This doesn’t mean that politics has to be our entire lives, or that we have to exist in a state of perpetual activism. We can enjoy ourselves, we can live normal lives, we can be frivolous and stupid and lighthearted. But if we truly believe that unconscionable acts are being perpetrated by our government, and we are not committed in some way to positive activism at the national, state, or local level, it’s an inescapable fact that we are failing, and that our failure means the success of Trump and people like him.
The good news, as the title indicates, is that activism is intoxicating. If my secret mission in attending the affordable housing meetings was to feel better on a personal level, that mission was a success. It has been years since I felt the sense of optimism that hit me last night, and though I don’t fool myself that one affordable housing project is a panacea, it nonetheless proved to me that good things are still possible and that our situation is not hopeless. Moreover, the simple act of doing something had a curative effect on my mental state—like most people, I am better off busy, and the sense of having a mission these last two weeks acted like a shot of adrenaline to my pessimistic, guilt-ridden political brain. I was not necessary to the cause, and I knew I was not necessary, but this did not stop me from feeling infused with purpose.
When it comes to political activism, I don’t claim to be anything more than a dilettante. But I hope that’s changing. And what I’ve learned in the last two weeks is that becoming politically active, truly active, will serve dual purposes. First, and most importantly, it will help the people in your community who need it the most. Second, on a level that is admittedly selfish but that doesn’t detract in any way from the activism itself, it will make you feel better. You will form friendships, you will shake off your ennui, and you will make a difference.

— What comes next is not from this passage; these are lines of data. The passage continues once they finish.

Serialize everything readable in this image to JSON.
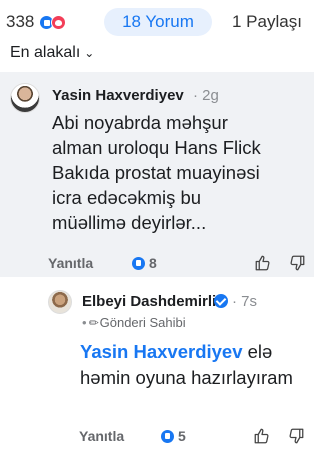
{
  "stats": {
    "reaction_count": "338",
    "reaction_icons": [
      "like-icon",
      "love-icon"
    ],
    "comments_label": "18 Yorum",
    "shares_label": "1 Paylaşı"
  },
  "sort": {
    "label": "En alakalı",
    "icon": "chevron-down-icon"
  },
  "comments": [
    {
      "author": "Yasin Haxverdiyev",
      "time": "· 2g",
      "body": "Abi noyabrda məhşur\nalman uroloqu Hans Flick\nBakıda prostat muayinəsi\nicra edəcəkmiş bu\nmüəllimə deyirlər...",
      "reply_label": "Yanıtla",
      "like_count": "8"
    },
    {
      "author": "Elbeyi Dashdemirli",
      "time": "· 7s",
      "badge_label": "Gönderi Sahibi",
      "mention": "Yasin Haxverdiyev",
      "body_rest": " elə həmin oyuna hazırlayıram",
      "reply_label": "Yanıtla",
      "like_count": "5"
    }
  ],
  "colors": {
    "accent": "#1877f2",
    "comment_bg": "#f0f2f5",
    "muted": "#65676b"
  }
}
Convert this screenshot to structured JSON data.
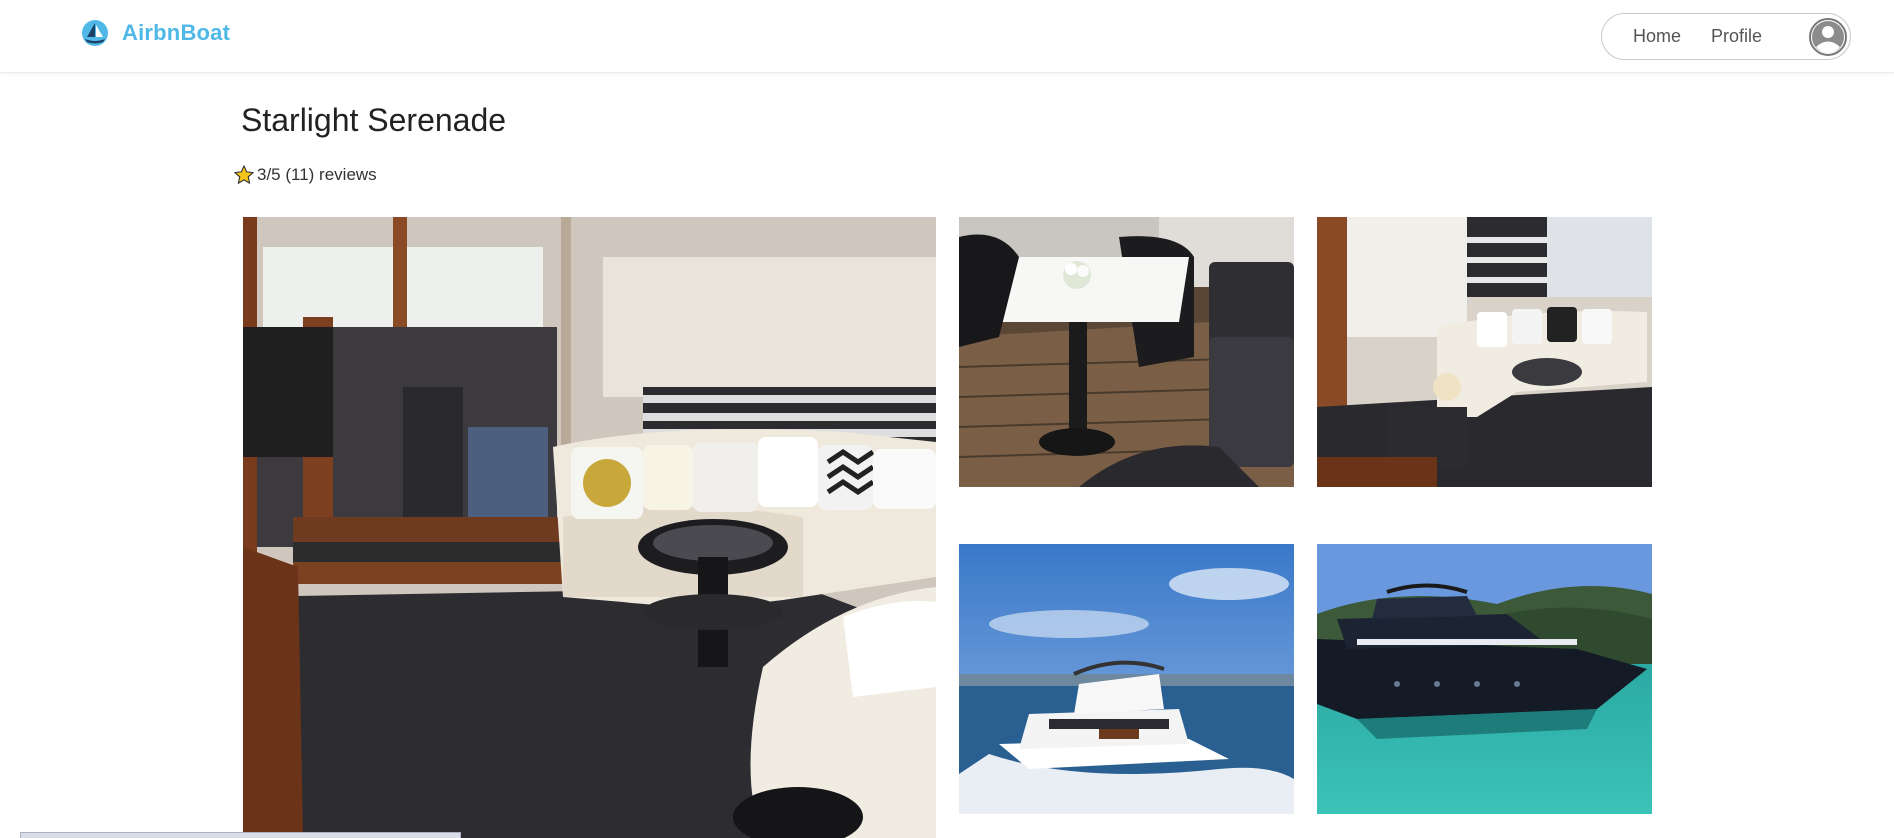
{
  "header": {
    "brand_name": "AirbnBoat",
    "nav": {
      "home_label": "Home",
      "profile_label": "Profile"
    }
  },
  "listing": {
    "title": "Starlight Serenade",
    "rating_text": "3/5 (11) reviews"
  },
  "gallery": {
    "main": "photo-yacht-salon-interior",
    "thumbs": [
      "photo-helm-dining-area",
      "photo-lounge-sofa",
      "photo-yacht-cruising",
      "photo-yacht-anchored"
    ]
  },
  "colors": {
    "brand": "#4fb8e6",
    "star": "#f5c518",
    "nav_border": "#c9c9c9"
  }
}
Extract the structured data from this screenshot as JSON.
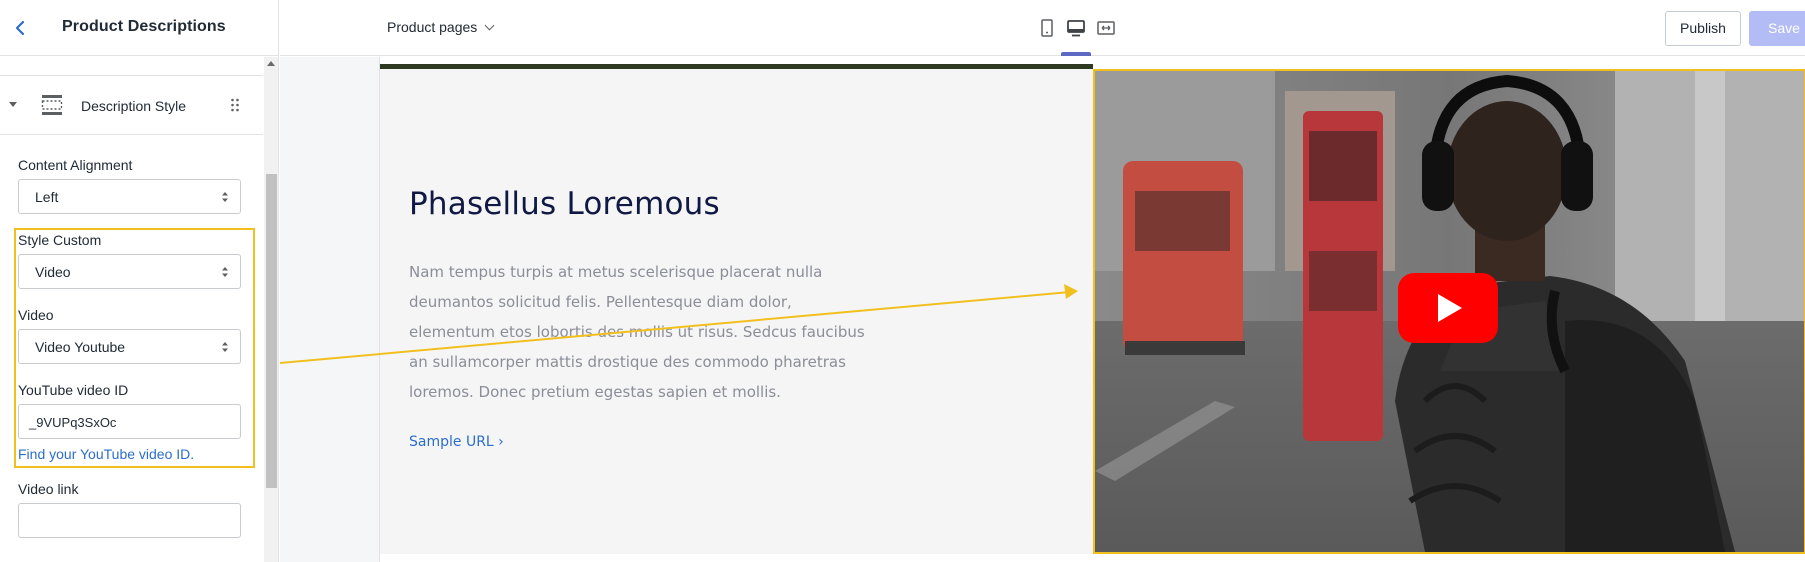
{
  "sidebar": {
    "title": "Product Descriptions",
    "section_label": "Description Style",
    "content_alignment": {
      "label": "Content Alignment",
      "value": "Left"
    },
    "style_custom": {
      "label": "Style Custom",
      "value": "Video"
    },
    "video": {
      "label": "Video",
      "value": "Video Youtube"
    },
    "youtube_id": {
      "label": "YouTube video ID",
      "value": "_9VUPq3SxOc",
      "help": "Find your YouTube video ID."
    },
    "video_link": {
      "label": "Video link",
      "value": ""
    }
  },
  "topbar": {
    "page_selector": "Product pages",
    "devices": [
      "mobile-icon",
      "desktop-icon",
      "fullwidth-icon"
    ],
    "active_device": "desktop",
    "publish_label": "Publish",
    "save_label": "Save"
  },
  "preview": {
    "heading": "Phasellus Loremous",
    "body": "Nam tempus turpis at metus scelerisque placerat nulla deumantos solicitud felis. Pellentesque diam dolor, elementum etos lobortis des mollis ut risus. Sedcus faucibus an sullamcorper mattis drostique des commodo pharetras loremos. Donec pretium egestas sapien et mollis.",
    "link": "Sample URL ›"
  },
  "colors": {
    "highlight": "#f2c01e",
    "accent": "#5c6ac4",
    "link": "#2c6ecb",
    "heading": "#101844",
    "youtube_red": "#ff0000"
  }
}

“Self-care” is a recurring buzzword in the Trump era, and it usually refers to separating one’s self from society as a means of reducing stress, but there is a certain point at which we can no longer retreat into our private spheres of comfort while the wider world suffers without feeling that pain ourselves. There is a certain point at which the only true self-care is caring for somebody else.